BEGIN LISTED RECORDS

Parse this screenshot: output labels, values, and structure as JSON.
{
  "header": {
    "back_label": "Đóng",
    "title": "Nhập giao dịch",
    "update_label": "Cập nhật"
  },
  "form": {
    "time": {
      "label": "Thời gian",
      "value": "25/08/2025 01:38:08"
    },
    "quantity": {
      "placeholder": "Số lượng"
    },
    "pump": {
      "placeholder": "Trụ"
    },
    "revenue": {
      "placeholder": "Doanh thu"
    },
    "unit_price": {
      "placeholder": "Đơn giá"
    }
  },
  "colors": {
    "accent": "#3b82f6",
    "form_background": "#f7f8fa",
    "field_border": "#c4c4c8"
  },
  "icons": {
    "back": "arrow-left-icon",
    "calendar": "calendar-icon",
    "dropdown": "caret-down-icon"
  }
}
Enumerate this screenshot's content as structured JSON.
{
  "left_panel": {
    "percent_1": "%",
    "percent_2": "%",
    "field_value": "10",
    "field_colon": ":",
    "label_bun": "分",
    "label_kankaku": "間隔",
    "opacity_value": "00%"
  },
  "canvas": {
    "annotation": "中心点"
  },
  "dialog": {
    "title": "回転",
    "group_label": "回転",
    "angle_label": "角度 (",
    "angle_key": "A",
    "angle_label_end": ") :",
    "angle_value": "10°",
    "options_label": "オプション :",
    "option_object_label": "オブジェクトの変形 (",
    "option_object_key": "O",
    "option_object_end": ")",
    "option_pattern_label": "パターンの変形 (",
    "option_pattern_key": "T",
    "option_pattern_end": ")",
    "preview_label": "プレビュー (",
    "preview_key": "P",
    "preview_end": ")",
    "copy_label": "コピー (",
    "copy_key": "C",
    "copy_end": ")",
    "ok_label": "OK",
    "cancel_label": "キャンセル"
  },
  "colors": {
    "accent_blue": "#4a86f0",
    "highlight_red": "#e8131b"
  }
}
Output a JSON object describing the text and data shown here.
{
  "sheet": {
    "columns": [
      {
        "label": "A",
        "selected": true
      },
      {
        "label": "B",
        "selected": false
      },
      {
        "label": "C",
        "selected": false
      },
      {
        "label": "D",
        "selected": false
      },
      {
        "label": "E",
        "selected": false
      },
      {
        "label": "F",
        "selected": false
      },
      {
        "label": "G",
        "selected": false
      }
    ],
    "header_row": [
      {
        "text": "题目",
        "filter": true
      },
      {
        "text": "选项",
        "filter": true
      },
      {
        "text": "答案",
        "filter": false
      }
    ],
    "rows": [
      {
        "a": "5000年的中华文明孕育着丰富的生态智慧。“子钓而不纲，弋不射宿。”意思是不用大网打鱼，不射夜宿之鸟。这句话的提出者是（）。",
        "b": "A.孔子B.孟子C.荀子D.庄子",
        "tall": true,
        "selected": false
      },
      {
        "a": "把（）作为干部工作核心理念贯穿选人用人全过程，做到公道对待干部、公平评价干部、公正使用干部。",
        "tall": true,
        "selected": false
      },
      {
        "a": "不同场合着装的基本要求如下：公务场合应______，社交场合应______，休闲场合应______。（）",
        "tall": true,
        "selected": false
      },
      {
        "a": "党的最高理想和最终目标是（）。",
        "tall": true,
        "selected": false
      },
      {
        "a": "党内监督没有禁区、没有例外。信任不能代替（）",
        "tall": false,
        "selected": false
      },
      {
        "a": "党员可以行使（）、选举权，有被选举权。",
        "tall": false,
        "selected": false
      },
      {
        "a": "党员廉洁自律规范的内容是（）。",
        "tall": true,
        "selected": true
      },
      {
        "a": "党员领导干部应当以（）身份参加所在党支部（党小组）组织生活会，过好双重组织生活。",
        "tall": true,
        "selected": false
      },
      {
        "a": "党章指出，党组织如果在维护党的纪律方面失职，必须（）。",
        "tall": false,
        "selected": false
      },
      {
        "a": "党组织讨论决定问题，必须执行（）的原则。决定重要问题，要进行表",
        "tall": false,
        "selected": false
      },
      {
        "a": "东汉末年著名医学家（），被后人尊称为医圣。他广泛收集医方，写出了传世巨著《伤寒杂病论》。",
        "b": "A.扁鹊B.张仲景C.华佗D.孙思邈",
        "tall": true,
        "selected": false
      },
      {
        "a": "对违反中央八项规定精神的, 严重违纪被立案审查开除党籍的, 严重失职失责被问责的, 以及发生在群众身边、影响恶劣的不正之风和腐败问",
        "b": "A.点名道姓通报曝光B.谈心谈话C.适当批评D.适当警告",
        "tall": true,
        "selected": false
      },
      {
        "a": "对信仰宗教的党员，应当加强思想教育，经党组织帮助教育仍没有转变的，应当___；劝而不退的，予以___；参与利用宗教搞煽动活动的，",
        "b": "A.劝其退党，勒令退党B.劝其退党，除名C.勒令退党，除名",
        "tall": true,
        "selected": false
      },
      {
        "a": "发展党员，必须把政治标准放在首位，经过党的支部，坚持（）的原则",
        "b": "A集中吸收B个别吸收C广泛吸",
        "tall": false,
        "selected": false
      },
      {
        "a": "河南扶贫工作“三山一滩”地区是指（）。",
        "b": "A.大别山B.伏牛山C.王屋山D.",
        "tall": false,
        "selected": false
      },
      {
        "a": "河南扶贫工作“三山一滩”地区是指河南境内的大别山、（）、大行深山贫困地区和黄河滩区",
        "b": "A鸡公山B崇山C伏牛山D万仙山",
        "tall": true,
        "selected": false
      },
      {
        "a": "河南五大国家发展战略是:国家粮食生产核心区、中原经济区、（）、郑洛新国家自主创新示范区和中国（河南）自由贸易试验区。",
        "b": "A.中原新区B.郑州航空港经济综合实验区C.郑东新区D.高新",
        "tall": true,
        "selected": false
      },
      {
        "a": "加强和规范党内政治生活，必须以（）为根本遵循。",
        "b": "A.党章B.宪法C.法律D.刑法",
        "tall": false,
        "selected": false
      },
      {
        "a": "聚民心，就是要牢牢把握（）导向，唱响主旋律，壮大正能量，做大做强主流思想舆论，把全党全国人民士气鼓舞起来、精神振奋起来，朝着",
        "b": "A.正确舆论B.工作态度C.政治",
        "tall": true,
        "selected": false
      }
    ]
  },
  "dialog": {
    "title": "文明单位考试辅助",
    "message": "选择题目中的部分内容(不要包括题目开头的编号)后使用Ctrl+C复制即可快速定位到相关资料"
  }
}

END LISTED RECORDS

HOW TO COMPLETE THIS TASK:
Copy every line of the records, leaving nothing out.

SOLUTION:
Parse this screenshot: output labels, values, and structure as JSON.
{
  "header": {
    "back_label": "Đóng",
    "title": "Nhập giao dịch",
    "update_label": "Cập nhật"
  },
  "form": {
    "time": {
      "label": "Thời gian",
      "value": "25/08/2025 01:38:08"
    },
    "quantity": {
      "placeholder": "Số lượng"
    },
    "pump": {
      "placeholder": "Trụ"
    },
    "revenue": {
      "placeholder": "Doanh thu"
    },
    "unit_price": {
      "placeholder": "Đơn giá"
    }
  },
  "colors": {
    "accent": "#3b82f6",
    "form_background": "#f7f8fa",
    "field_border": "#c4c4c8"
  },
  "icons": {
    "back": "arrow-left-icon",
    "calendar": "calendar-icon",
    "dropdown": "caret-down-icon"
  }
}
Enumerate this screenshot's content as structured JSON.
{
  "left_panel": {
    "percent_1": "%",
    "percent_2": "%",
    "field_value": "10",
    "field_colon": ":",
    "label_bun": "分",
    "label_kankaku": "間隔",
    "opacity_value": "00%"
  },
  "canvas": {
    "annotation": "中心点"
  },
  "dialog": {
    "title": "回転",
    "group_label": "回転",
    "angle_label": "角度 (",
    "angle_key": "A",
    "angle_label_end": ") :",
    "angle_value": "10°",
    "options_label": "オプション :",
    "option_object_label": "オブジェクトの変形 (",
    "option_object_key": "O",
    "option_object_end": ")",
    "option_pattern_label": "パターンの変形 (",
    "option_pattern_key": "T",
    "option_pattern_end": ")",
    "preview_label": "プレビュー (",
    "preview_key": "P",
    "preview_end": ")",
    "copy_label": "コピー (",
    "copy_key": "C",
    "copy_end": ")",
    "ok_label": "OK",
    "cancel_label": "キャンセル"
  },
  "colors": {
    "accent_blue": "#4a86f0",
    "highlight_red": "#e8131b"
  }
}
Output a JSON object describing the text and data shown here.
{
  "sheet": {
    "columns": [
      {
        "label": "A",
        "selected": true
      },
      {
        "label": "B",
        "selected": false
      },
      {
        "label": "C",
        "selected": false
      },
      {
        "label": "D",
        "selected": false
      },
      {
        "label": "E",
        "selected": false
      },
      {
        "label": "F",
        "selected": false
      },
      {
        "label": "G",
        "selected": false
      }
    ],
    "header_row": [
      {
        "text": "题目",
        "filter": true
      },
      {
        "text": "选项",
        "filter": true
      },
      {
        "text": "答案",
        "filter": false
      }
    ],
    "rows": [
      {
        "a": "5000年的中华文明孕育着丰富的生态智慧。“子钓而不纲，弋不射宿。”意思是不用大网打鱼，不射夜宿之鸟。这句话的提出者是（）。",
        "b": "A.孔子B.孟子C.荀子D.庄子",
        "tall": true,
        "selected": false
      },
      {
        "a": "把（）作为干部工作核心理念贯穿选人用人全过程，做到公道对待干部、公平评价干部、公正使用干部。",
        "tall": true,
        "selected": false
      },
      {
        "a": "不同场合着装的基本要求如下：公务场合应______，社交场合应______，休闲场合应______。（）",
        "tall": true,
        "selected": false
      },
      {
        "a": "党的最高理想和最终目标是（）。",
        "tall": true,
        "selected": false
      },
      {
        "a": "党内监督没有禁区、没有例外。信任不能代替（）",
        "tall": false,
        "selected": false
      },
      {
        "a": "党员可以行使（）、选举权，有被选举权。",
        "tall": false,
        "selected": false
      },
      {
        "a": "党员廉洁自律规范的内容是（）。",
        "tall": true,
        "selected": true
      },
      {
        "a": "党员领导干部应当以（）身份参加所在党支部（党小组）组织生活会，过好双重组织生活。",
        "tall": true,
        "selected": false
      },
      {
        "a": "党章指出，党组织如果在维护党的纪律方面失职，必须（）。",
        "tall": false,
        "selected": false
      },
      {
        "a": "党组织讨论决定问题，必须执行（）的原则。决定重要问题，要进行表",
        "tall": false,
        "selected": false
      },
      {
        "a": "东汉末年著名医学家（），被后人尊称为医圣。他广泛收集医方，写出了传世巨著《伤寒杂病论》。",
        "b": "A.扁鹊B.张仲景C.华佗D.孙思邈",
        "tall": true,
        "selected": false
      },
      {
        "a": "对违反中央八项规定精神的, 严重违纪被立案审查开除党籍的, 严重失职失责被问责的, 以及发生在群众身边、影响恶劣的不正之风和腐败问",
        "b": "A.点名道姓通报曝光B.谈心谈话C.适当批评D.适当警告",
        "tall": true,
        "selected": false
      },
      {
        "a": "对信仰宗教的党员，应当加强思想教育，经党组织帮助教育仍没有转变的，应当___；劝而不退的，予以___；参与利用宗教搞煽动活动的，",
        "b": "A.劝其退党，勒令退党B.劝其退党，除名C.勒令退党，除名",
        "tall": true,
        "selected": false
      },
      {
        "a": "发展党员，必须把政治标准放在首位，经过党的支部，坚持（）的原则",
        "b": "A集中吸收B个别吸收C广泛吸",
        "tall": false,
        "selected": false
      },
      {
        "a": "河南扶贫工作“三山一滩”地区是指（）。",
        "b": "A.大别山B.伏牛山C.王屋山D.",
        "tall": false,
        "selected": false
      },
      {
        "a": "河南扶贫工作“三山一滩”地区是指河南境内的大别山、（）、大行深山贫困地区和黄河滩区",
        "b": "A鸡公山B崇山C伏牛山D万仙山",
        "tall": true,
        "selected": false
      },
      {
        "a": "河南五大国家发展战略是:国家粮食生产核心区、中原经济区、（）、郑洛新国家自主创新示范区和中国（河南）自由贸易试验区。",
        "b": "A.中原新区B.郑州航空港经济综合实验区C.郑东新区D.高新",
        "tall": true,
        "selected": false
      },
      {
        "a": "加强和规范党内政治生活，必须以（）为根本遵循。",
        "b": "A.党章B.宪法C.法律D.刑法",
        "tall": false,
        "selected": false
      },
      {
        "a": "聚民心，就是要牢牢把握（）导向，唱响主旋律，壮大正能量，做大做强主流思想舆论，把全党全国人民士气鼓舞起来、精神振奋起来，朝着",
        "b": "A.正确舆论B.工作态度C.政治",
        "tall": true,
        "selected": false
      }
    ]
  },
  "dialog": {
    "title": "文明单位考试辅助",
    "message": "选择题目中的部分内容(不要包括题目开头的编号)后使用Ctrl+C复制即可快速定位到相关资料"
  }
}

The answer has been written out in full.